Generally speaking, these spaces are large enough to be converted to meet various growing needs (growing and processing plants, producing edibles, and distilling oils), ventilation, moisture controls, and lighting.
While conversions can run in the millions of dollars, the result will be profitable. One only has to look at Denver and other areas where the medical marijuana industry is fully operational. There, lease prices for vacant warehouses that couldn’t be given away pre-pot have jumped more than 50% in just a few years.
Investors looking to get into the medical marijuana business are just one part of the CRE equation. The other participants are the grower entrepreneurs looking to own their spaces. In Denver, for example, many growers soon learned that skyrocketing rents could quickly put them out of business. In fact, many growers seem to have taken a page from lessons learned from Wynwood artists and gallery operators who quickly learned that owning their own space put them in charge of their profits.
At the same time, legal cannabis markets have seen a sort of offshoot to the CRE boom: investors who also get a grower’s license. Once the warehouse conversion is complete and the business is up and growing, the investors then sell the entire operation.
In addition to an inability to transport crops and products across state lines due to Federal regulations, there are other issues that are especially unique to the growing business.
At the moment, it’s impossible for those in the legal cannabis trade to receive bank loans. The result is that financial transactions – from rents to purchases – are cash only.
Similarly, cash earned through medical marijuana requires banks to do more compliance work, which means higher account fees. Investors and entrepreneurs, then, tend to look for other venues in which to invest their money – and the short answer is often more industrial, commercial, and residential real estate. In other regions of the country, for example, residential neighborhoods have seen home values skyrocket because of medical marijuana.

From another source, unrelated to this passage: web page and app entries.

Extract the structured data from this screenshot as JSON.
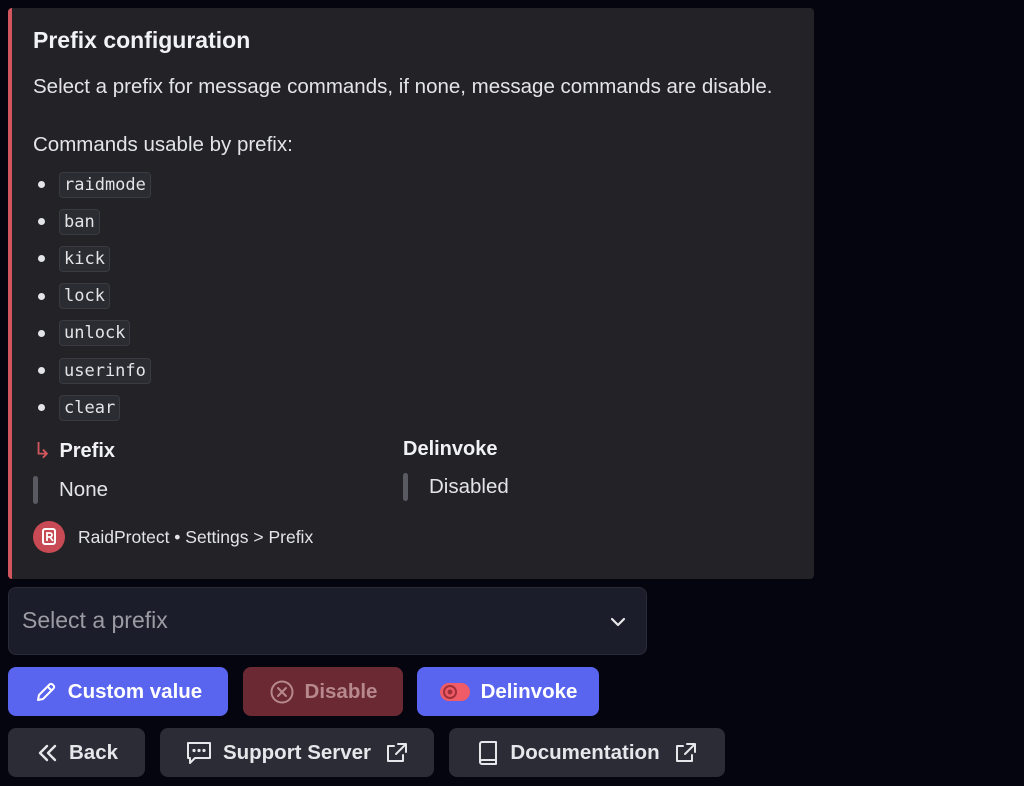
{
  "embed": {
    "accent_color": "#d2565d",
    "title": "Prefix configuration",
    "description": "Select a prefix for message commands, if none, message commands are disable.",
    "commands_heading": "Commands usable by prefix:",
    "commands": [
      "raidmode",
      "ban",
      "kick",
      "lock",
      "unlock",
      "userinfo",
      "clear"
    ],
    "fields": [
      {
        "name": "Prefix",
        "value": "None",
        "icon": "reply-arrow-icon"
      },
      {
        "name": "Delinvoke",
        "value": "Disabled"
      }
    ],
    "footer": {
      "text": "RaidProtect • Settings > Prefix",
      "icon": "raidprotect-logo"
    }
  },
  "select_menu": {
    "placeholder": "Select a prefix",
    "icon": "chevron-down-icon"
  },
  "buttons": {
    "custom_value": {
      "label": "Custom value",
      "icon": "pencil-icon",
      "color": "#5964ef"
    },
    "disable": {
      "label": "Disable",
      "icon": "circle-x-icon",
      "state": "disabled",
      "color": "#6b2a33"
    },
    "delinvoke": {
      "label": "Delinvoke",
      "icon": "toggle-off-icon",
      "color": "#5964ef"
    },
    "back": {
      "label": "Back",
      "icon": "double-chevron-left-icon"
    },
    "support_server": {
      "label": "Support Server",
      "icon": "chat-bubble-icon",
      "external_icon": "external-link-icon"
    },
    "documentation": {
      "label": "Documentation",
      "icon": "book-icon",
      "external_icon": "external-link-icon"
    }
  }
}
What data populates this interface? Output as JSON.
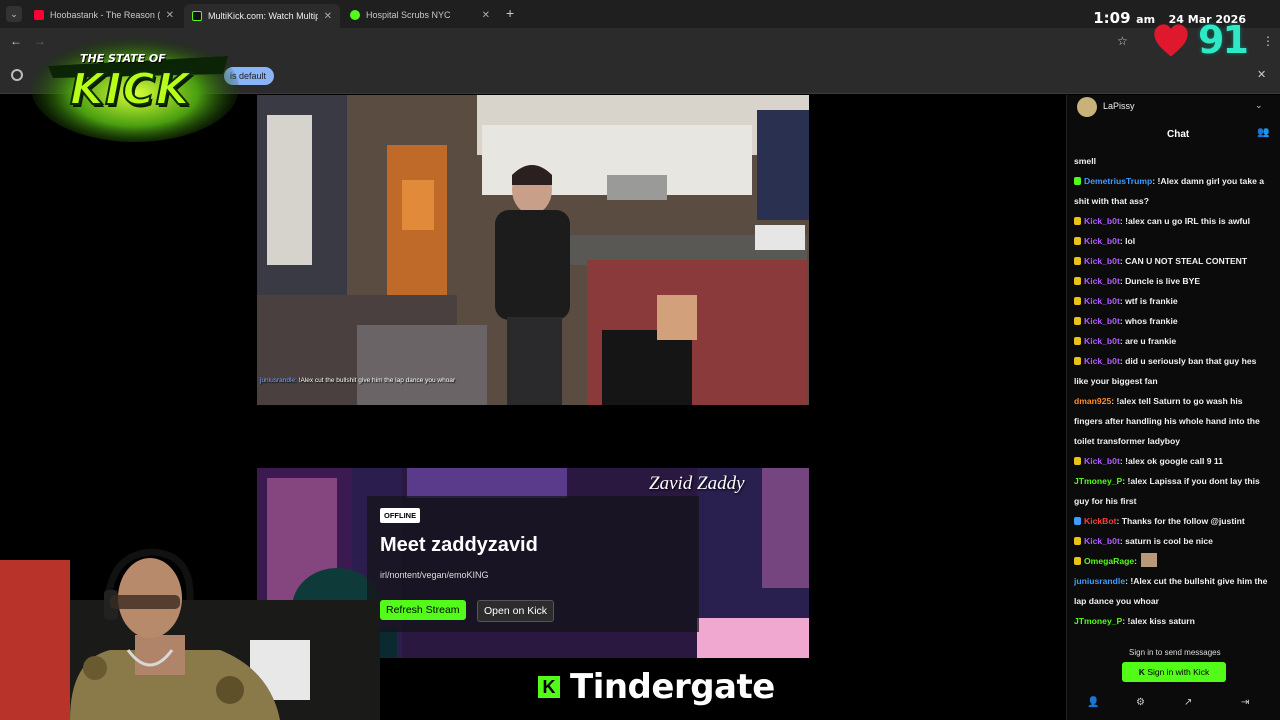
{
  "browser": {
    "tabs": [
      {
        "title": "Hoobastank - The Reason (Lyric",
        "favicon_color": "#ff0033",
        "active": false
      },
      {
        "title": "MultiKick.com: Watch Multiple",
        "favicon_color": "#53fc18",
        "active": true
      },
      {
        "title": "Hospital Scrubs NYC",
        "favicon_color": "#53fc18",
        "active": false
      }
    ],
    "new_tab": "+",
    "info_pill": "is default"
  },
  "overlay": {
    "clock_time": "1:09",
    "clock_ampm": "am",
    "clock_date": "24 Mar 2026",
    "heart_count": "91",
    "logo_line1": "THE STATE OF",
    "logo_line2": "KICK",
    "banner_text": "Tindergate"
  },
  "video1": {
    "chat_overlay_user": "juniusrandle:",
    "chat_overlay_text": "!Alex cut the bullshit give him the lap dance you whoar"
  },
  "offline_card": {
    "banner_name": "Zavid Zaddy",
    "status_label": "OFFLINE",
    "heading": "Meet zaddyzavid",
    "description": "irl/nontent/vegan/emoKING",
    "refresh_label": "Refresh Stream",
    "open_label": "Open on Kick"
  },
  "chat": {
    "channel": "LaPissy",
    "title": "Chat",
    "messages": [
      {
        "user": "",
        "text": "smell",
        "color": "#ffffff",
        "badge": ""
      },
      {
        "user": "DemetriusTrump",
        "text": "!Alex damn girl you take a shit with that ass?",
        "color": "#3d9cff",
        "badge": "#53fc18"
      },
      {
        "user": "Kick_b0t",
        "text": "!alex can u go IRL this is awful",
        "color": "#b35cff",
        "badge": "#e8c21a"
      },
      {
        "user": "Kick_b0t",
        "text": "lol",
        "color": "#b35cff",
        "badge": "#e8c21a"
      },
      {
        "user": "Kick_b0t",
        "text": "CAN U NOT STEAL CONTENT",
        "color": "#b35cff",
        "badge": "#e8c21a"
      },
      {
        "user": "Kick_b0t",
        "text": "Duncle is live BYE",
        "color": "#b35cff",
        "badge": "#e8c21a"
      },
      {
        "user": "Kick_b0t",
        "text": "wtf is frankie",
        "color": "#b35cff",
        "badge": "#e8c21a"
      },
      {
        "user": "Kick_b0t",
        "text": "whos frankie",
        "color": "#b35cff",
        "badge": "#e8c21a"
      },
      {
        "user": "Kick_b0t",
        "text": "are u frankie",
        "color": "#b35cff",
        "badge": "#e8c21a"
      },
      {
        "user": "Kick_b0t",
        "text": "did u seriously ban that guy hes like your biggest fan",
        "color": "#b35cff",
        "badge": "#e8c21a"
      },
      {
        "user": "dman925",
        "text": "!alex tell Saturn to go wash his fingers after handling his whole hand into the toilet transformer ladyboy",
        "color": "#ff8a2b",
        "badge": ""
      },
      {
        "user": "Kick_b0t",
        "text": "!alex ok google call 9 11",
        "color": "#b35cff",
        "badge": "#e8c21a"
      },
      {
        "user": "JTmoney_P",
        "text": "!alex Lapissa if you dont lay this guy for his first",
        "color": "#53fc18",
        "badge": ""
      },
      {
        "user": "KickBot",
        "text": "Thanks for the follow @justint",
        "color": "#ff3b3b",
        "badge": "#3d9cff"
      },
      {
        "user": "Kick_b0t",
        "text": "saturn is cool be nice",
        "color": "#b35cff",
        "badge": "#e8c21a"
      },
      {
        "user": "OmegaRage",
        "text": "",
        "color": "#53fc18",
        "badge": "#e8c21a"
      },
      {
        "user": "juniusrandle",
        "text": "!Alex cut the bullshit give him the lap dance you whoar",
        "color": "#3d9cff",
        "badge": ""
      },
      {
        "user": "JTmoney_P",
        "text": "!alex kiss saturn",
        "color": "#53fc18",
        "badge": ""
      }
    ],
    "signin_prompt": "Sign in to send messages",
    "signin_button": "Sign in with Kick"
  }
}
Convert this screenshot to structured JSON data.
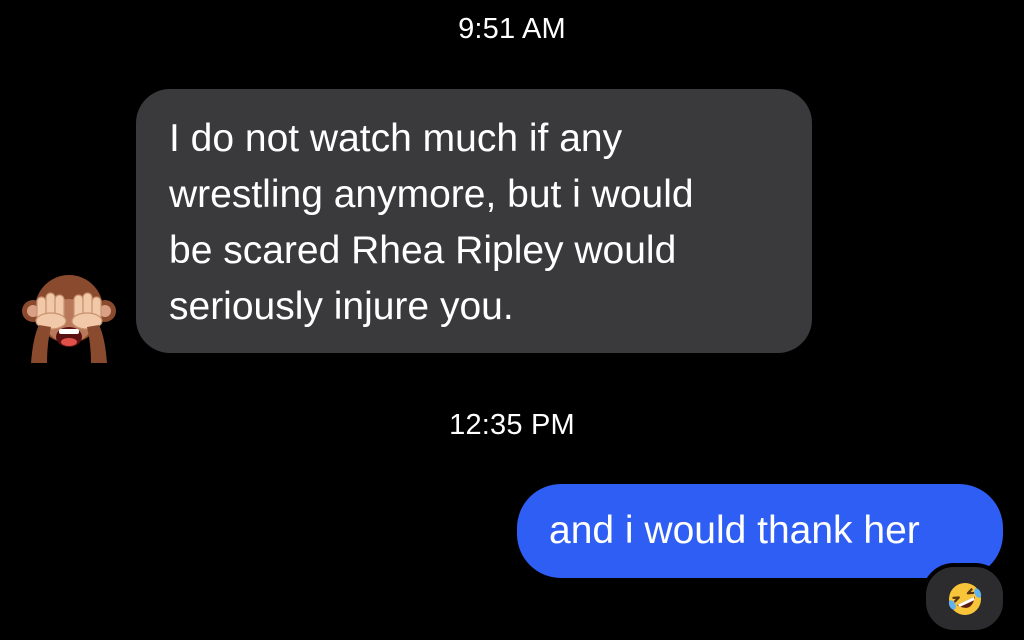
{
  "conversation": {
    "timestamps": [
      "9:51 AM",
      "12:35 PM"
    ],
    "messages": [
      {
        "direction": "received",
        "text": "I do not watch much if any\nwrestling anymore, but i would\nbe scared Rhea Ripley would\nseriously injure you.",
        "avatar_icon": "see-no-evil-monkey-icon"
      },
      {
        "direction": "sent",
        "text": "and i would thank her",
        "reaction_icon": "rolling-on-floor-laughing-icon"
      }
    ]
  },
  "colors": {
    "background": "#000000",
    "received_bubble": "#3a3a3c",
    "sent_bubble": "#2f5ef5",
    "text": "#ffffff"
  }
}
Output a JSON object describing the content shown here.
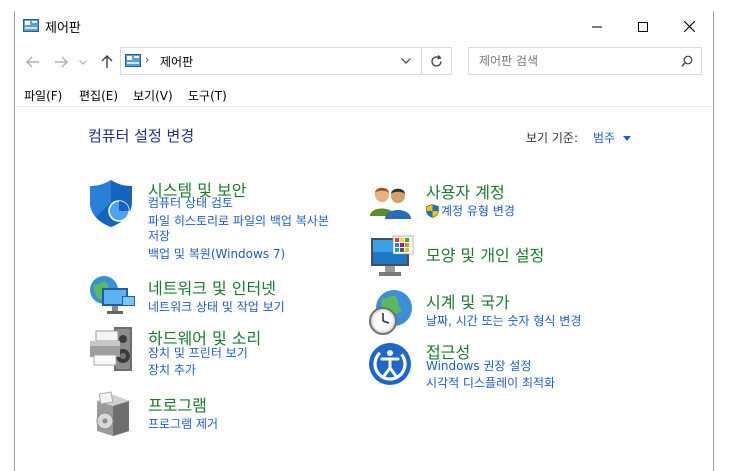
{
  "window": {
    "title": "제어판"
  },
  "address": {
    "crumb": "제어판"
  },
  "search": {
    "placeholder": "제어판 검색"
  },
  "menu": [
    {
      "label": "파일(F)"
    },
    {
      "label": "편집(E)"
    },
    {
      "label": "보기(V)"
    },
    {
      "label": "도구(T)"
    }
  ],
  "content": {
    "heading": "컴퓨터 설정 변경",
    "view_by_label": "보기 기준:",
    "view_by_value": "범주"
  },
  "categories": {
    "system": {
      "title": "시스템 및 보안",
      "links": [
        "컴퓨터 상태 검토",
        "파일 히스토리로 파일의 백업 복사본",
        "저장",
        "백업 및 복원(Windows 7)"
      ]
    },
    "network": {
      "title": "네트워크 및 인터넷",
      "links": [
        "네트워크 상태 및 작업 보기"
      ]
    },
    "hardware": {
      "title": "하드웨어 및 소리",
      "links": [
        "장치 및 프린터 보기",
        "장치 추가"
      ]
    },
    "programs": {
      "title": "프로그램",
      "links": [
        "프로그램 제거"
      ]
    },
    "users": {
      "title": "사용자 계정",
      "links": [
        "계정 유형 변경"
      ]
    },
    "appearance": {
      "title": "모양 및 개인 설정",
      "links": []
    },
    "clock": {
      "title": "시계 및 국가",
      "links": [
        "날짜, 시간 또는 숫자 형식 변경"
      ]
    },
    "ease": {
      "title": "접근성",
      "links": [
        "Windows 권장 설정",
        "시각적 디스플레이 최적화"
      ]
    }
  },
  "icons": {
    "title": "control-panel-icon",
    "system": "shield-icon",
    "network": "globe-monitors-icon",
    "hardware": "printer-speaker-icon",
    "programs": "program-box-icon",
    "users": "users-icon",
    "appearance": "monitor-palette-icon",
    "clock": "clock-globe-icon",
    "ease": "ease-of-access-icon"
  },
  "colors": {
    "link": "#1e5ec8",
    "category": "#1a7b2d",
    "heading": "#1e3287"
  }
}
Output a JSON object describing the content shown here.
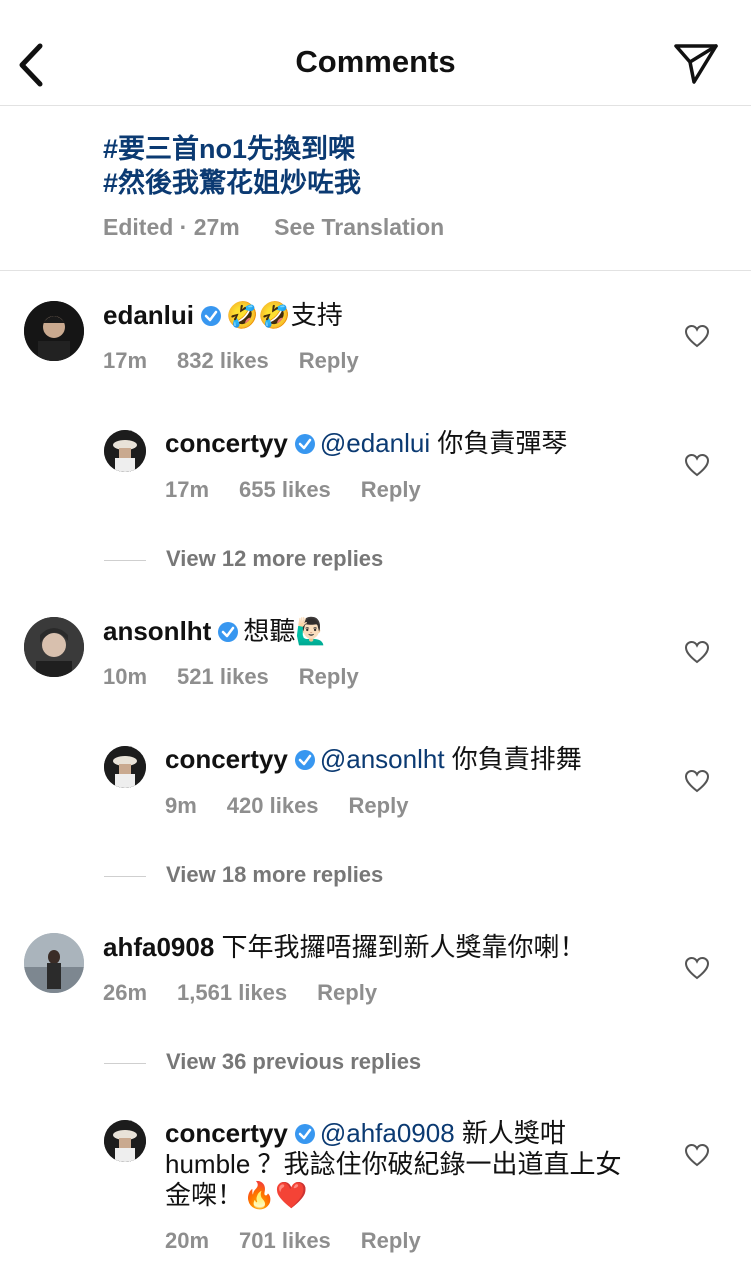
{
  "header": {
    "title": "Comments",
    "back_icon": "chevron-left-icon",
    "send_icon": "paper-plane-icon"
  },
  "caption": {
    "hashtags": [
      "#要三首no1先換到㗎",
      "#然後我驚花姐炒咗我"
    ],
    "edited": "Edited · 27m",
    "see_translation": "See Translation"
  },
  "comments": [
    {
      "username": "edanlui",
      "verified": true,
      "text": "🤣🤣支持",
      "time": "17m",
      "likes": "832 likes",
      "reply": "Reply",
      "replies": [
        {
          "username": "concertyy",
          "verified": true,
          "mention": "@edanlui",
          "text": " 你負責彈琴",
          "time": "17m",
          "likes": "655 likes",
          "reply": "Reply"
        }
      ],
      "view_more": "View 12 more replies"
    },
    {
      "username": "ansonlht",
      "verified": true,
      "text": "想聽🙋🏻‍♂️",
      "time": "10m",
      "likes": "521 likes",
      "reply": "Reply",
      "replies": [
        {
          "username": "concertyy",
          "verified": true,
          "mention": "@ansonlht",
          "text": " 你負責排舞",
          "time": "9m",
          "likes": "420 likes",
          "reply": "Reply"
        }
      ],
      "view_more": "View 18 more replies"
    },
    {
      "username": "ahfa0908",
      "verified": false,
      "text": " 下年我攞唔攞到新人獎靠你喇！",
      "time": "26m",
      "likes": "1,561 likes",
      "reply": "Reply",
      "view_previous": "View 36 previous replies",
      "replies": [
        {
          "username": "concertyy",
          "verified": true,
          "mention": "@ahfa0908",
          "text": " 新人獎咁humble ？我諗住你破紀錄一出道直上女金㗎！🔥❤️",
          "time": "20m",
          "likes": "701 likes",
          "reply": "Reply"
        }
      ]
    }
  ],
  "colors": {
    "mention": "#0b3a72",
    "meta": "#8e8e8e",
    "verified": "#3897f0"
  }
}
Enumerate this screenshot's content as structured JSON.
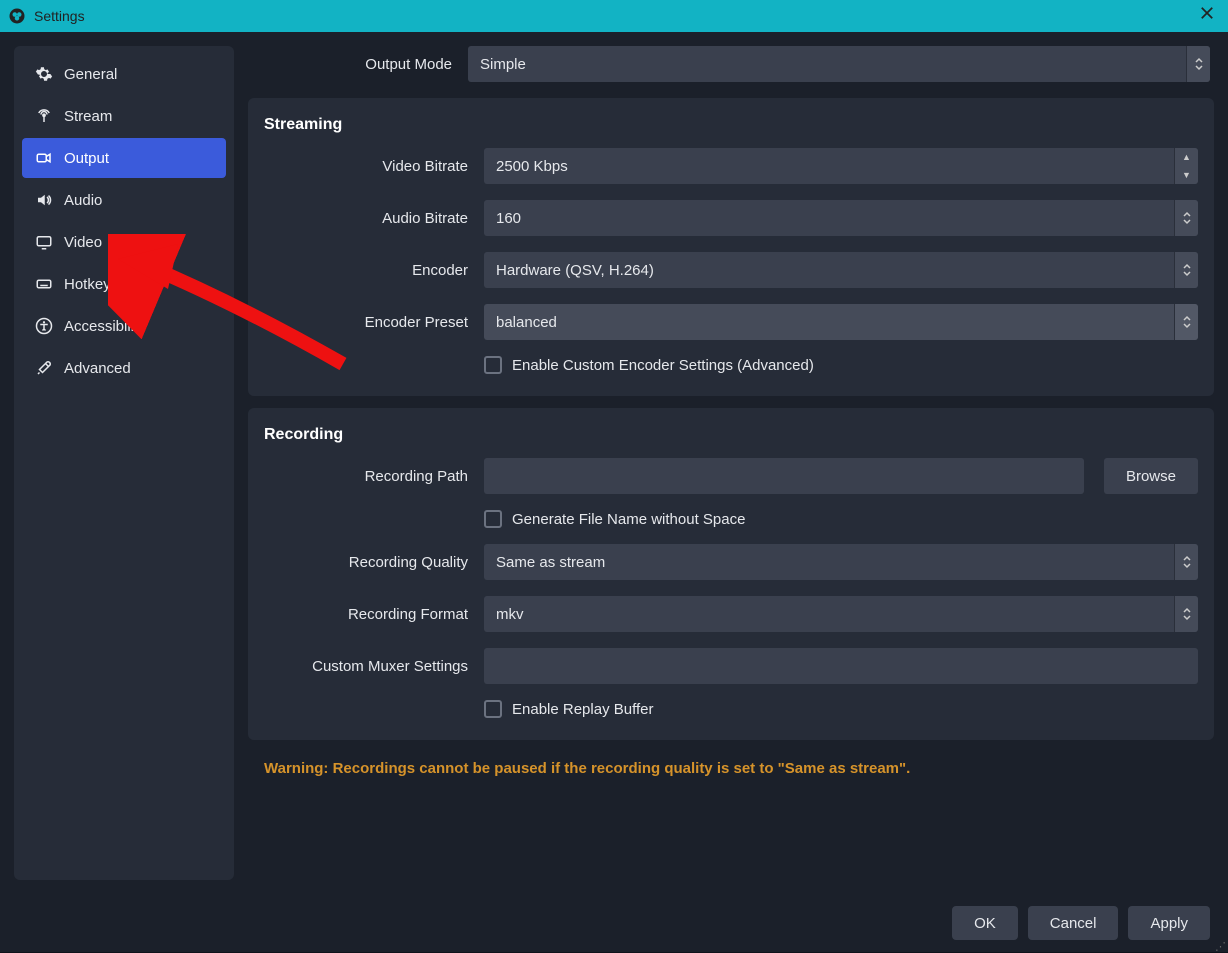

Two years after Florida voters approved the medical marijuana measure, the state and various municipalities are still in a range of stages. Miami, for example, opened its first dispensary in April 2017, while it took until January 2018 for Broward County to approve dispensaries, which can only be located in unincorporated regions of the county. (Critics believe this relegates dispensaries to low-income, high-crime, predominantly black neighborhoods, while advocates maintain this measure will breathe new life into these communities.)
In the meantime, properties are readily available for investment, purchase, and conversion, and the entire CRE industry is waiting for a firmer understanding of local zoning restrictions and statewide regulations. The team at Morris Southeast Group is ready now to help connect clients with the facilities necessary for the coming boom.
For a free consultation or to learn more about our property investment opportunities and/or other services, call Morris Southeast Group at 954.474.1776. You can also reach Ken Morris directly at 954.240.4400 or via email at email@example.com.